Some of my favourite books are the ones I go back to over and over again. Their spines are cracked, their pages are dog-eared, some of them have food stains from careless eating and reading. I love my books hard and I have several where the covers are just falling off, held together by a stitch and the force of my affection. To more worshipful book-lovers, this must seem like blasphemy. These are people who won’t pick up a book without washing their hands and here I am, folding the large paperback so I can hold it more comfortably in bed. It got me thinking about the books even I wouldn’t do that to. The beautiful books, the ones that live on my “display” shelf outside as opposed to the rest tucked away in various corners of the house. While the content of a book is always the true pleasure, there are some volumes where that content is also aesthetically beautiful, not just for the words, but for how it’s put together. This month, I wandered through three of those lovely books, fine presents for anyone you know, or just to treat yourself to something beautiful that you can also read.
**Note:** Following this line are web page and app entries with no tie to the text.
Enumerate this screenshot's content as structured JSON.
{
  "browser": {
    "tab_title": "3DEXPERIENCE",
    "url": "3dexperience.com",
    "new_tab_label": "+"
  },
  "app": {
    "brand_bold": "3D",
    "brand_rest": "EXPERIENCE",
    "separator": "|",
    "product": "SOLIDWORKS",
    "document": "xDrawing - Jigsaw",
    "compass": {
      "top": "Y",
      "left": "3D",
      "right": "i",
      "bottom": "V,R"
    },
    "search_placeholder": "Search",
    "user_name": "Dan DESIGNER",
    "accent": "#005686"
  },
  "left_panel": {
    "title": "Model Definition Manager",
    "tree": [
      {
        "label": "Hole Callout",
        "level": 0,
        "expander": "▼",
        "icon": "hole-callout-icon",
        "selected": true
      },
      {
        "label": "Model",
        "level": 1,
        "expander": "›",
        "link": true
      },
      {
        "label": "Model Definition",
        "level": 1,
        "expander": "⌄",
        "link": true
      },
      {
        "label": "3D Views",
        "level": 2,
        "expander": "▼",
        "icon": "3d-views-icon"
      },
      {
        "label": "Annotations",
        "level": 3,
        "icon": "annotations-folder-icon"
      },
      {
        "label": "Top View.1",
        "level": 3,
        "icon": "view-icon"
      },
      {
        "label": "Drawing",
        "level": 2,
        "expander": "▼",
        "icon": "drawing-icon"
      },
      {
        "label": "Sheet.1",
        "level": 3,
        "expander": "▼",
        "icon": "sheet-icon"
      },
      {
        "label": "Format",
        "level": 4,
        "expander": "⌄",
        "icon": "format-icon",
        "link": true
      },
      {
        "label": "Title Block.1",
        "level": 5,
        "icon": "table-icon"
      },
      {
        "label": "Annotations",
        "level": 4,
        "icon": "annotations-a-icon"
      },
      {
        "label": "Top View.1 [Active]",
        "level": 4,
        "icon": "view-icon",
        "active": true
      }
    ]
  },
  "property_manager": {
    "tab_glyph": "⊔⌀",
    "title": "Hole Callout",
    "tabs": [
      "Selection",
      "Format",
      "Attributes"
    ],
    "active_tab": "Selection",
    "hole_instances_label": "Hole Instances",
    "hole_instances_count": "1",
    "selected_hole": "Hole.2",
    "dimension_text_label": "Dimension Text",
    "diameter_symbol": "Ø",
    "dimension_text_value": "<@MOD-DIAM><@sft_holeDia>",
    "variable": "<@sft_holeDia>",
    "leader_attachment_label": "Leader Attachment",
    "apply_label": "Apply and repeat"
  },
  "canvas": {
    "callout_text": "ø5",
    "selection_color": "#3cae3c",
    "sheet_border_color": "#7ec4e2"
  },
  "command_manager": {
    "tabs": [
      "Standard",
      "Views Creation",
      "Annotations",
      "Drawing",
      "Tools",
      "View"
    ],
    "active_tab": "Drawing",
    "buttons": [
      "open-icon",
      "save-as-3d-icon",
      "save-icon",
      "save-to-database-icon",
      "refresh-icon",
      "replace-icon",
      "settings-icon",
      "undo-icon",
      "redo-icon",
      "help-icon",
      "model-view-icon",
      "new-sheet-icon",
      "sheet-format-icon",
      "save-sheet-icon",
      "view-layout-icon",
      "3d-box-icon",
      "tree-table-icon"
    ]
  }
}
Water cooler

As soon as I heard about the poetry “conversation” between Sampurna Chattarji and Karthika Naïr called Over and Under Ground In Paris & Mumbai , I knew I had to read it. The details were even better: A book of verse about commuting in their respective cities, specifically in the Paris underground and the Mumbai local trains. And illustrated in gorgeous black-and-white sketches by Gond artist Roshni Vyam for the Paris sections and French illustrator Joelle Jolivet for the Mumbai commute.


Over and Under Ground in Paris & Mumbai; Sampurna Chattarji & Karthika Nair (illustrated by Joelle Jolivet and Roshni Vyam); Westland/ Contxt; Poetry; ₹799


Besides this, which makes for a terrific book already, the poetry is beautiful, as anyone familiar with Chattarji’s and Naïr’s previous works will already know. Also adding to the design is the fact that the book is a tête-bêche, namely, it can be flipped, turned around and opened from either end. One side is Paris to Mumbai, that is to say, Nair starting the conversation, and the other is Mumbai to Paris with Chattarji’s beginning. The poems flow, from a long, tender section on terrorism in both cities that made me want to cry, to observing commuters, thoughts on the route, meditations, all things you might think about as you sit by a train window and watch the world go by.


December 12, 1911, the Coronation Durbar, Delhi. The announcement by the Emperor George V, right at the end of his speech: The capital of India was going to be moved from Calcutta to Delhi. And so began the making of the city, according to Swapna Liddle’s comprehensive book Connaught Place and the Making of New Delhi . The book is small, just 157 pages before the bibliography begins, and a lot of space is taken up by old photographs and maps of Delhi as it used to be. In fact, it could almost be a coffee table book, but is instead a slim, smart hardback, designed to sit on your shelves modestly. But Liddle (whose book Delhi: 14 Historical Walks I lend to all my foreign visitors and use extensively myself) knows how to tell a story about origins without making it too dry. Interspersed with stories of how Lutyens designed the place are anecdotes that will charm you. My favourite one involves the meaning of Pandara Road’s name. It remained a mystery until 1942, when it was finally revealed that it was supposed to be called Pandava Road and someone mistook the ‘v’ for a lower case ‘r’. Even if you’re not from Delhi, I’d recommend reading it, just to know what the country was like when this city was being made.


Connaught Place and the Making of New Delhi; Swapna Liddle; Speaking Tiger; Non-Fiction; ₹499




Partition stories are difficult to hear at the best of times, but Witness To Life & Freedom, a collection of photographer Margaret Bourke-White’s photos of India for Life magazine in 1947-48, brings that terrible time to life. You might remember Bourke-White from the film Gandhi , where she was played by Candice Bergen, but that small bit in the movie has nothing on Bourke-White’s actual life.


Witness to Life & Freedom: Margaret Bourke-White in India and Pakistan; Pramod Kapoor; Roli Books; Non-fiction; ₹595

This volume, brought out by Roli Books in 2010, has a somewhat clunky but informative foreword by Gopalkrishna Gandhi, which begins with a startling anecdote about how her parents agreed to only have sex when they wanted children. Plus, there’s the whole story about her supposed affair/deep friendship with Frank Moraes, the late poet Dom Moraes’s father. But scandalous details aside, her photos in this lovely book are so alive, they could have been taken yesterday on an iPhone camera. They’re gory too, dead bodies abound in black-and-white. But most of all, there’s a sense of falling through time into this critical period in India’s history. Seeing what’s gone by is a good reminder to not repeat the past as well.



Meenakshi Reddy Madhavan


Meenakshi reddy madhavan is the author of seven books, the latest being The One Who Had Two Lives ;

Twitter @reddymadhavan